Islamic State’s past ally and present enemy in Syria, Jabhat Al Nusra, is suffering from factionalism and regionalism. Its subgroups in the south are challenging leaders in the north, and local members have often disagreed with foreign ones.
Aron Lund reported for the Carnegie Endowment for International Peace’s blog Syria in Crisis that this problem became serious for Al Nusra this summer.
“On July 15, the Syrian al-Qaeda franchise known as the Nusra Front issued a statement explaining that it had expelled a former leader from the group,” Lund wrote.
“The man, a Syrian known as Saleh al-Hamawi, was among the Nusra Front’s founding members. A combination of personal and ideological tensions seem to have led to his marginalization and, finally, to his expulsion.”
Jabhat Al Nusra’s ambiguous relationship with Al Qaeda threatens its status as one of the country’s most powerful militant groups. Islamic State is hoovering up foreign recruits with its surreal, ultra-violent propaganda and military advances into Iraq. At the same time, the U.S.-led coalition is bombing Al Nusra in addition to Islamic State.
On top of that, the Al Qaeda franchise is still fighting the Syrian government.
“The Nusra Front is emerging from a two-year-old internal crisis,” Lund concluded. “It remains trapped in a lethal four-front battle against the forces of President Bashar al-Assad, the extremist al-Qaeda splinter group known as the Islamic State, rival Syrian rebel factions, and the United States and its antiterrorist coalition.”
However, Jabhat Al Nusra has made recent advances.

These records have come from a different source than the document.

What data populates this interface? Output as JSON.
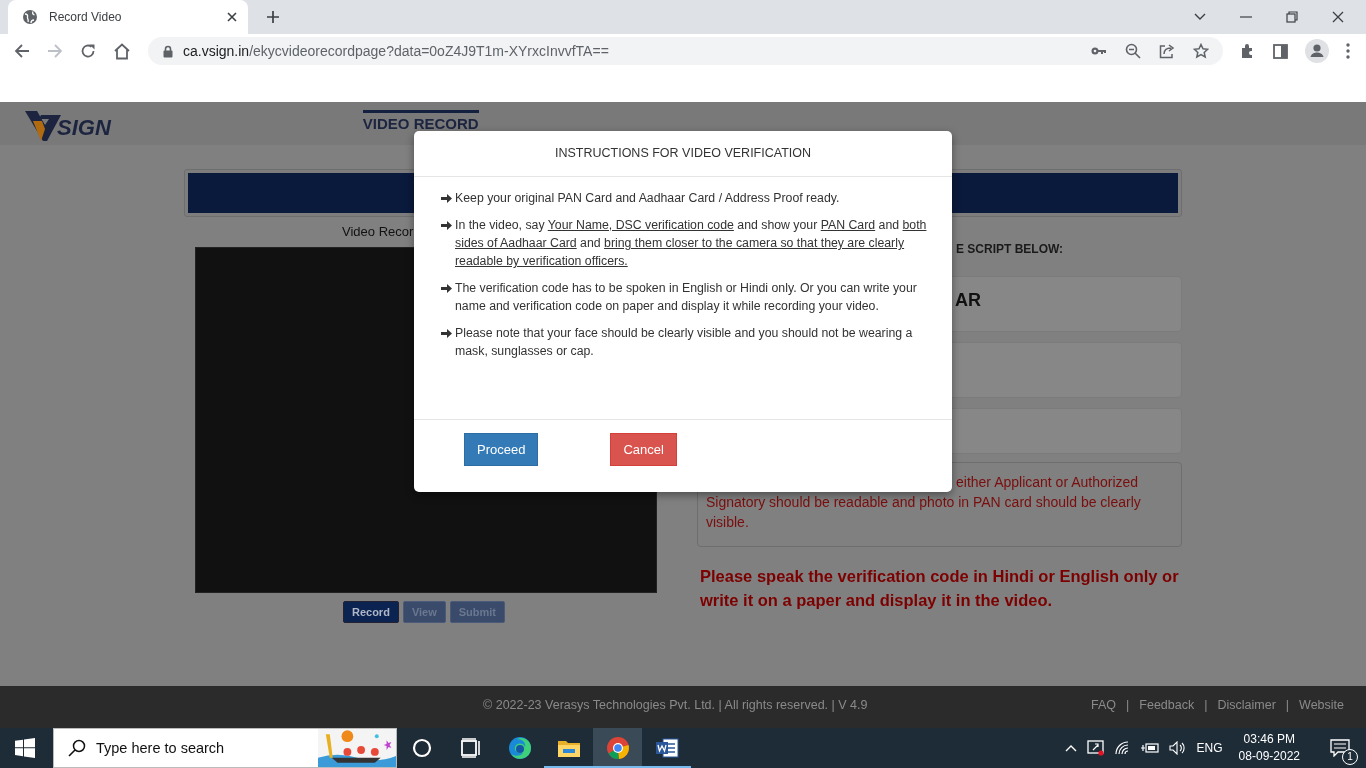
{
  "browser": {
    "tab": {
      "title": "Record Video",
      "selected": true
    },
    "url": {
      "host": "ca.vsign.in",
      "path": "/ekycvideorecordpage?data=0oZ4J9T1m-XYrxcInvvfTA=="
    },
    "forward_disabled": true
  },
  "site": {
    "logo": "SIGN",
    "nav": [
      {
        "label": "VIDEO RECORD",
        "selected": true
      }
    ],
    "video_label": "Video Recor",
    "video_buttons": [
      {
        "label": "Record",
        "disabled": false
      },
      {
        "label": "View",
        "disabled": true
      },
      {
        "label": "Submit",
        "disabled": true
      }
    ],
    "script_heading": "E SCRIPT BELOW:",
    "script_boxes": [
      {
        "kind": "text",
        "text": "AR"
      },
      {
        "kind": "blank"
      },
      {
        "kind": "blank"
      }
    ],
    "note": {
      "first_line": "either Applicant or Authorized",
      "rest": "Signatory should be readable and photo in PAN card should be clearly visible."
    },
    "warning": "Please speak the verification code in Hindi or English only or write it on a paper and display it in the video."
  },
  "modal": {
    "title": "INSTRUCTIONS FOR VIDEO VERIFICATION",
    "instructions": [
      [
        {
          "text": "Keep your original PAN Card and Aadhaar Card / Address Proof ready.",
          "underlined": false
        }
      ],
      [
        {
          "text": "In the video, say ",
          "underlined": false
        },
        {
          "text": "Your Name, DSC verification code",
          "underlined": true
        },
        {
          "text": " and show your ",
          "underlined": false
        },
        {
          "text": "PAN Card",
          "underlined": true
        },
        {
          "text": " and ",
          "underlined": false
        },
        {
          "text": "both sides of Aadhaar Card",
          "underlined": true
        },
        {
          "text": " and ",
          "underlined": false
        },
        {
          "text": "bring them closer to the camera so that they are clearly readable by verification officers.",
          "underlined": true
        }
      ],
      [
        {
          "text": "The verification code has to be spoken in English or Hindi only. Or you can write your name and verification code on paper and display it while recording your video.",
          "underlined": false
        }
      ],
      [
        {
          "text": "Please note that your face should be clearly visible and you should not be wearing a mask, sunglasses or cap.",
          "underlined": false
        }
      ]
    ],
    "buttons": [
      {
        "label": "Proceed",
        "kind": "primary"
      },
      {
        "label": "Cancel",
        "kind": "danger"
      }
    ]
  },
  "footer": {
    "copyright": "©  2022-23  Verasys Technologies Pvt. Ltd. | All rights reserved. | V 4.9",
    "links": [
      "FAQ",
      "Feedback",
      "Disclaimer",
      "Website"
    ],
    "separator": "|"
  },
  "taskbar": {
    "search_placeholder": "Type here to search",
    "apps": [
      {
        "kind": "cortana",
        "selected": false,
        "running": false
      },
      {
        "kind": "taskview",
        "selected": false,
        "running": false
      },
      {
        "kind": "edge",
        "selected": false,
        "running": false
      },
      {
        "kind": "explorer",
        "selected": false,
        "running": true
      },
      {
        "kind": "chrome",
        "selected": true,
        "running": true
      },
      {
        "kind": "word",
        "selected": false,
        "running": true
      }
    ],
    "language": "ENG",
    "time": "03:46 PM",
    "date": "08-09-2022",
    "notification_count": "1"
  }
}
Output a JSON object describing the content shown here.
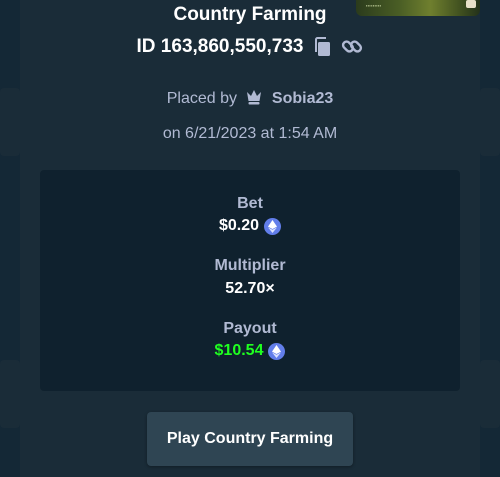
{
  "bet_modal": {
    "game_title": "Country Farming",
    "bet_id": "ID 163,860,550,733",
    "placed_by_prefix": "Placed by",
    "username": "Sobia23",
    "placed_on": "on 6/21/2023 at 1:54 AM",
    "bet_label": "Bet",
    "bet_value": "$0.20",
    "multiplier_label": "Multiplier",
    "multiplier_value": "52.70×",
    "payout_label": "Payout",
    "payout_value": "$10.54",
    "play_button_label": "Play Country Farming",
    "currency_icon": "ethereum-icon"
  },
  "colors": {
    "page_bg": "#0f212e",
    "modal_bg": "#1a2c38",
    "stats_bg": "#0f212e",
    "muted_text": "#b1bad3",
    "payout_green": "#1fff20",
    "eth_blue": "#627eea",
    "button_bg": "#2f4553"
  }
}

It led the Syrian opposition’s decisive victories in Idlib governorate, allowing rebels to threaten the Syrian government in Aleppo, Hama and Latakia — three of the country’s five largest cities.
But as Syrian rebels look to Nusra for leadership in the civil war’s upcoming battles, they may instead find the internal animosity, hostility and rivalry that has come to characterize the rest of the Syrian opposition.
“Thus began the jihadi civil war that is still raging in Syria, Iraq, and many other areas of the world,” Lund determined.
“One of its consequences has been to air the dirty laundry of all the extremist factions involved, as their detractors, dissidents, and defectors take to Twitter and Facebook to complain about their treatment, poking hole after hole in the carefully constructed armor of information security that had so far shielded these groups from prying eyes.”